▸ EXERCISE PROMPT: What lines in the material hold the string "JSON"? Return every one of them.

§

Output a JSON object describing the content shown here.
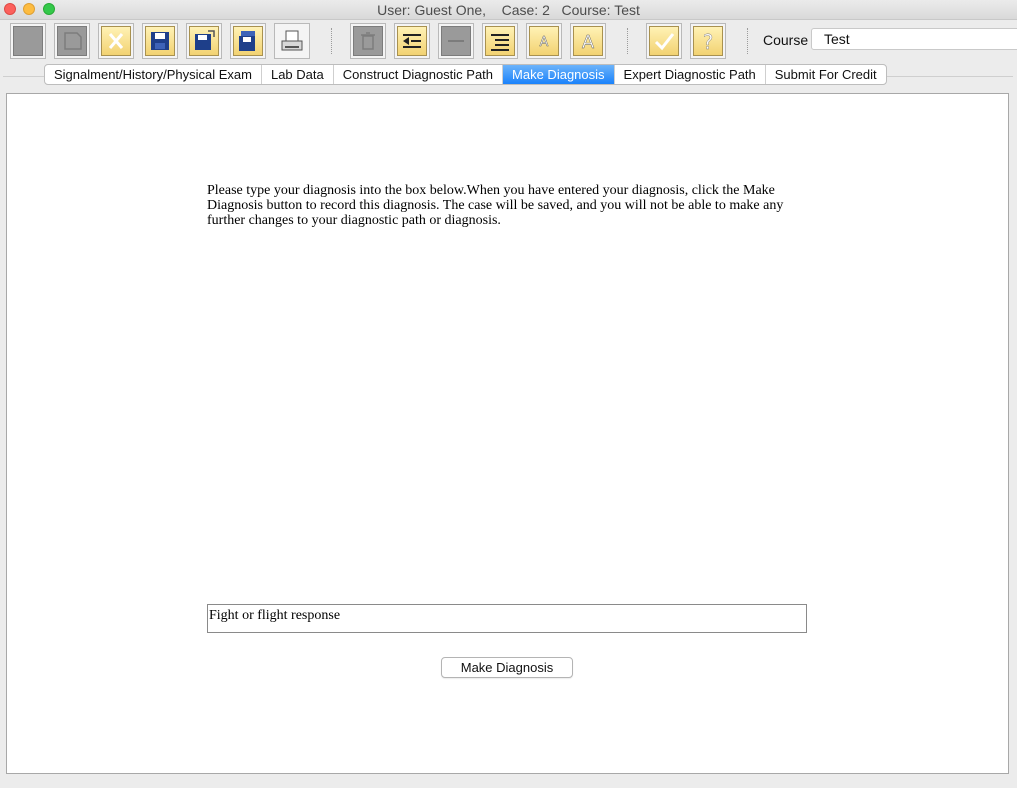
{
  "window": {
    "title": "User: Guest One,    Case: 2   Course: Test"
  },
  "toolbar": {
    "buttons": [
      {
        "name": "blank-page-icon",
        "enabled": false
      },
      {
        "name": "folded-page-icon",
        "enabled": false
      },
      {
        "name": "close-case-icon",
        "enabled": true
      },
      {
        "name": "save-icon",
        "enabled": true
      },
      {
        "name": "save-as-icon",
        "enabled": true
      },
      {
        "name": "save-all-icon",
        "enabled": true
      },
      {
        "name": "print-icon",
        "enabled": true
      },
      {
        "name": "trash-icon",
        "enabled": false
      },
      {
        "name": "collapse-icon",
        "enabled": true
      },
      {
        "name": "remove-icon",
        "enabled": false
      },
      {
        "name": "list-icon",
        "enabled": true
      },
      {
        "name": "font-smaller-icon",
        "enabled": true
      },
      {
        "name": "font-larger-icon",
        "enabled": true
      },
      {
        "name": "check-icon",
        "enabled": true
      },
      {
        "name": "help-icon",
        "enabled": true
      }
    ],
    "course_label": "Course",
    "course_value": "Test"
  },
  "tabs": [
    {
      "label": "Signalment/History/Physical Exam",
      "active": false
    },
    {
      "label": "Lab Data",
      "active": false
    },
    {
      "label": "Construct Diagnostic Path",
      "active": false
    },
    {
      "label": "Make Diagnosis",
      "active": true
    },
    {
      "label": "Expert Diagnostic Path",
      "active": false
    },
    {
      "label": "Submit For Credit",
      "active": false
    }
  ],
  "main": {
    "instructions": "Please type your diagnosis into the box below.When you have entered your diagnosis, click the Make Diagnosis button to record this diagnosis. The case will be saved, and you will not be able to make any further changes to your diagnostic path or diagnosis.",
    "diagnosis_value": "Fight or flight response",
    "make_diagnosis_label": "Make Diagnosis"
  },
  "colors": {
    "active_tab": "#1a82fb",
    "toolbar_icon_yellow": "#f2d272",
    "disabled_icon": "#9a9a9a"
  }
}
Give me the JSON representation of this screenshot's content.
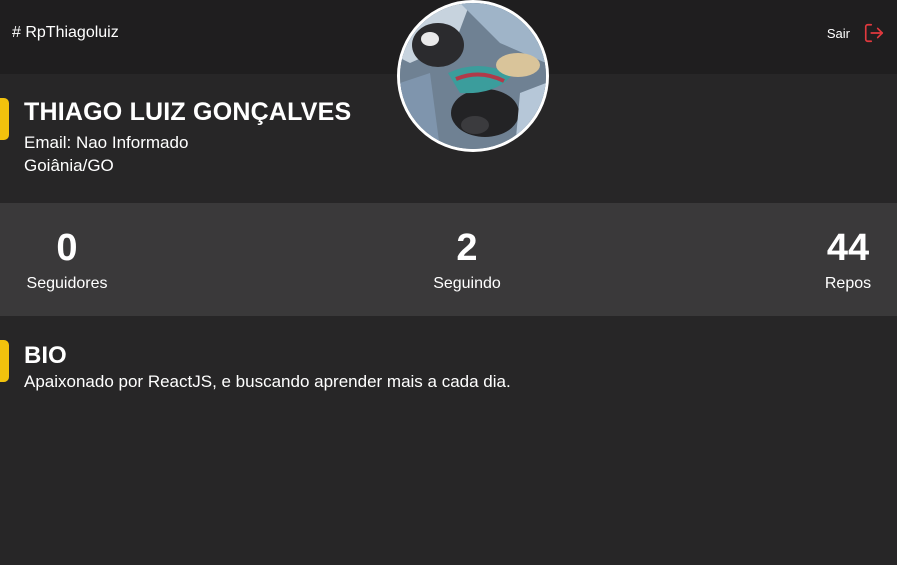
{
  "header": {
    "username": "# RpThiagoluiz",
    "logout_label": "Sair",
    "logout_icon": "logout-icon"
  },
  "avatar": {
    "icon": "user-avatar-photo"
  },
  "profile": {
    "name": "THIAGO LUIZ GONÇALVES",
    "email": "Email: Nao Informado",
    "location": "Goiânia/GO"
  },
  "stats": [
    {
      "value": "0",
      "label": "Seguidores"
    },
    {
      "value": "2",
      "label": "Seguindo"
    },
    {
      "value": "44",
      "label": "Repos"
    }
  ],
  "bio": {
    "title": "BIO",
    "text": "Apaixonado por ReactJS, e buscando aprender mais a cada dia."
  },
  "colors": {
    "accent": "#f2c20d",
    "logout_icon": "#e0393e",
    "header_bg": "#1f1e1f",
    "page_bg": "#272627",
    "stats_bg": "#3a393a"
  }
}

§

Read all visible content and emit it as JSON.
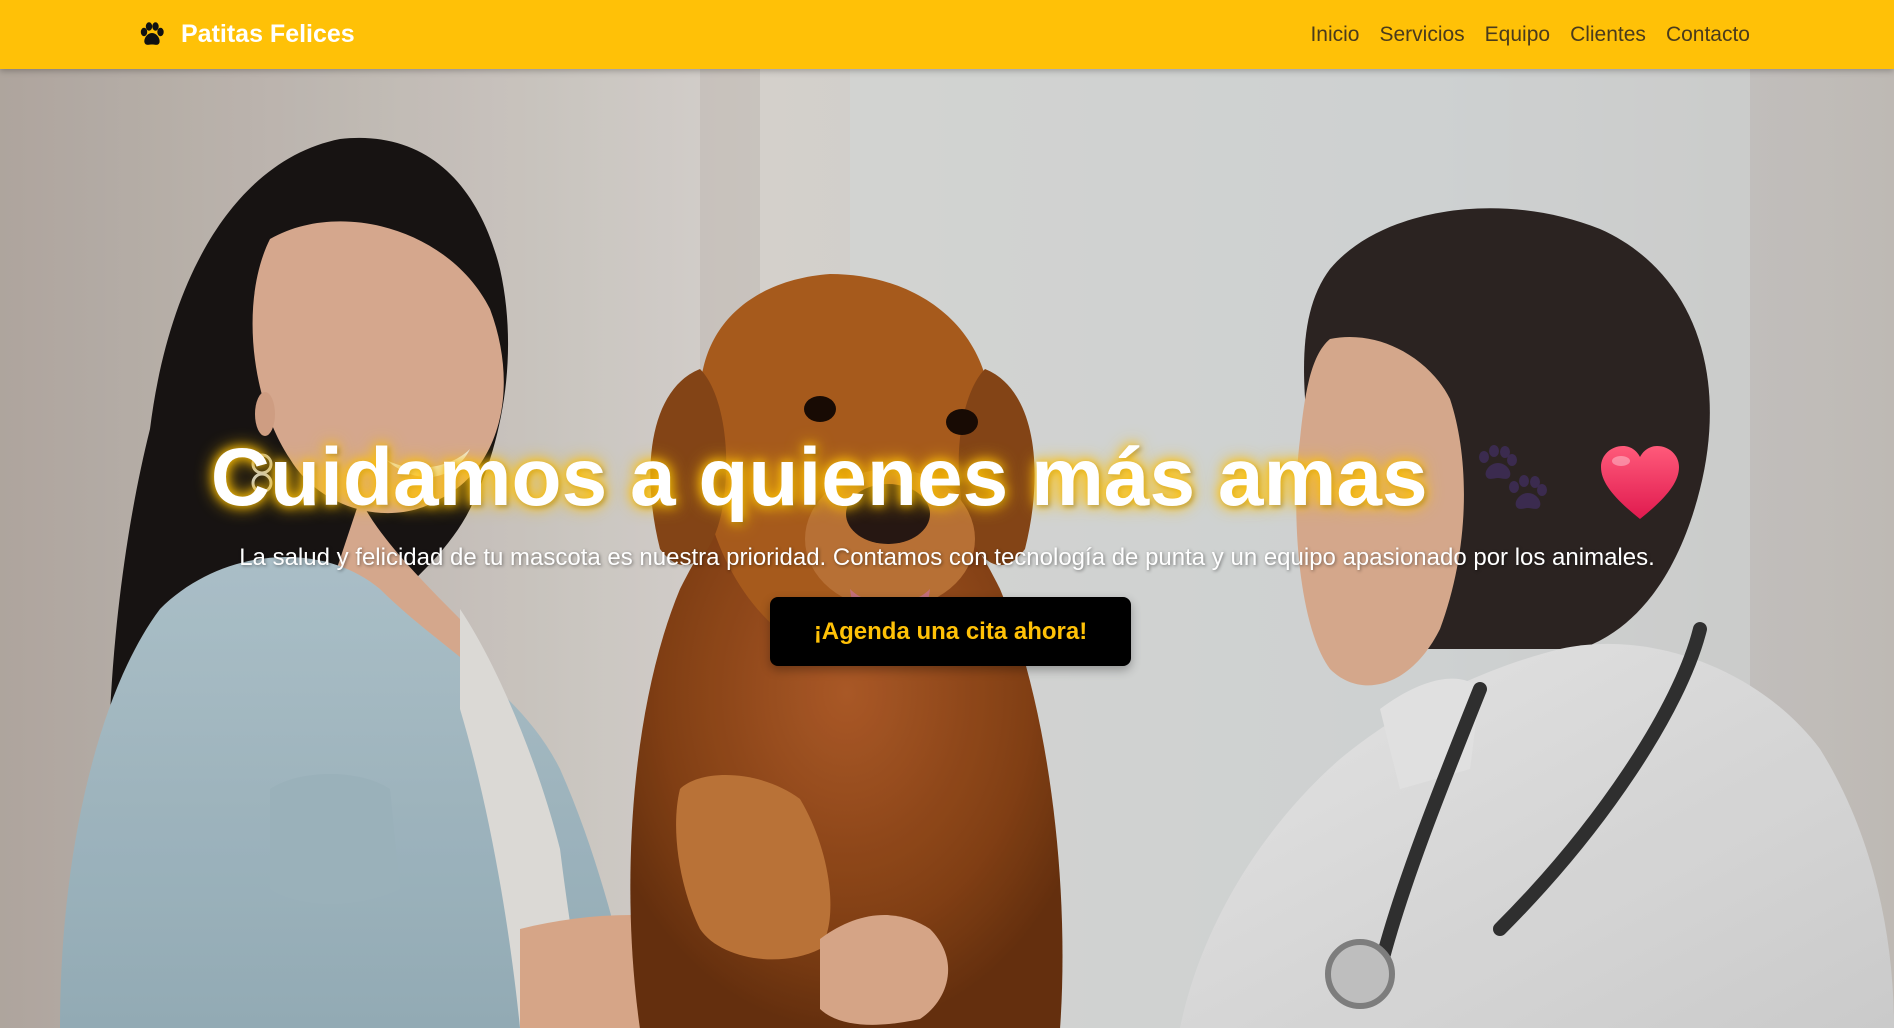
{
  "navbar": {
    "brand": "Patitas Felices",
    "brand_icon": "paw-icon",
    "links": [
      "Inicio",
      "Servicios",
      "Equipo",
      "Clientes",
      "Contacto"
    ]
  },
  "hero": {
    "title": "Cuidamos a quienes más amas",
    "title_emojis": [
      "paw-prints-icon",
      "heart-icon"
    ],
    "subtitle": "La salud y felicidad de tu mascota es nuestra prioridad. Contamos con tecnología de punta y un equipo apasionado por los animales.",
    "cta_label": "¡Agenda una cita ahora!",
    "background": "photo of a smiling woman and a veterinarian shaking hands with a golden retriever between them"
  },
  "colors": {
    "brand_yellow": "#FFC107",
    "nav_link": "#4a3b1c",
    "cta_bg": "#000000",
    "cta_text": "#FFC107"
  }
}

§

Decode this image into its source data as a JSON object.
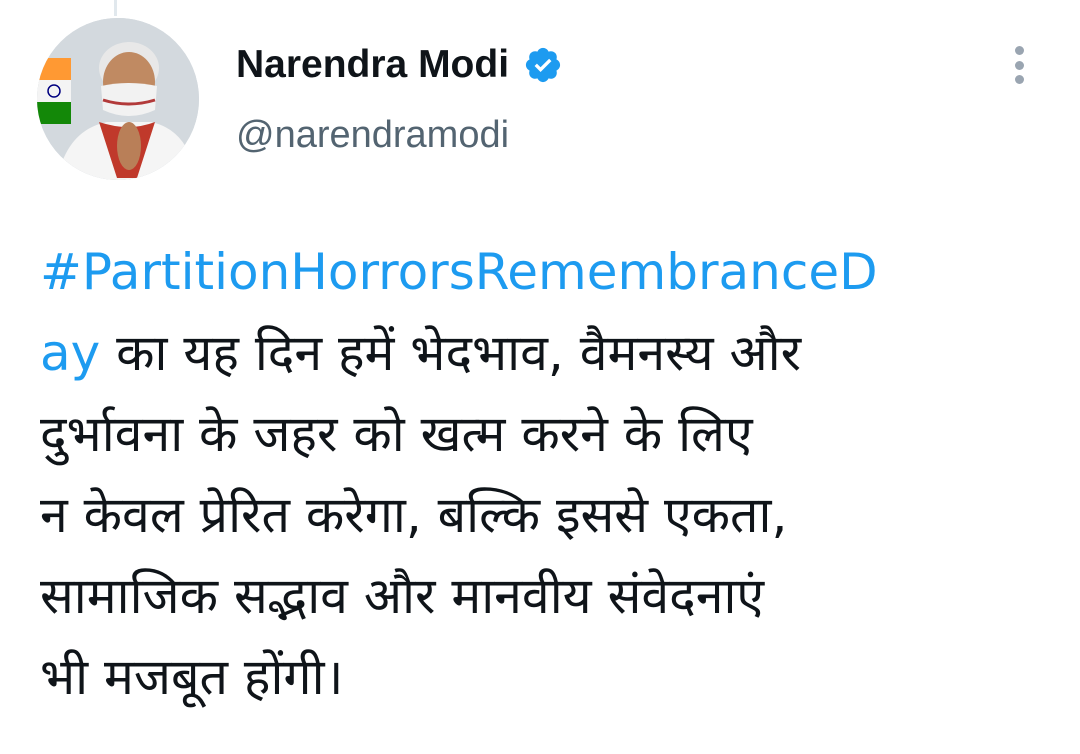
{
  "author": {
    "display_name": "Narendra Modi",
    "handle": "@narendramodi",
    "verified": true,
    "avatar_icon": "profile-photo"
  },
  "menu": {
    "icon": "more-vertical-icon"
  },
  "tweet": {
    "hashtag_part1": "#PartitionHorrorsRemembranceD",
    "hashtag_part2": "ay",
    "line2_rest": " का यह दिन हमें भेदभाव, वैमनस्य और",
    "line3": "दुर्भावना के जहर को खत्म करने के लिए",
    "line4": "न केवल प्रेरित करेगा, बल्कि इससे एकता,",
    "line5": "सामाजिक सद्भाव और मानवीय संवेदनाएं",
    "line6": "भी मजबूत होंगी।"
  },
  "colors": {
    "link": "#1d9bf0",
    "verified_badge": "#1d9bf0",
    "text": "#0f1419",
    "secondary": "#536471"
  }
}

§

▸ FINISHED TASK:
Output a JSON object describing the content shown here.
Give me the JSON representation of this screenshot's content.
Read all visible content and emit it as JSON.
Decode this image into its source data as a JSON object.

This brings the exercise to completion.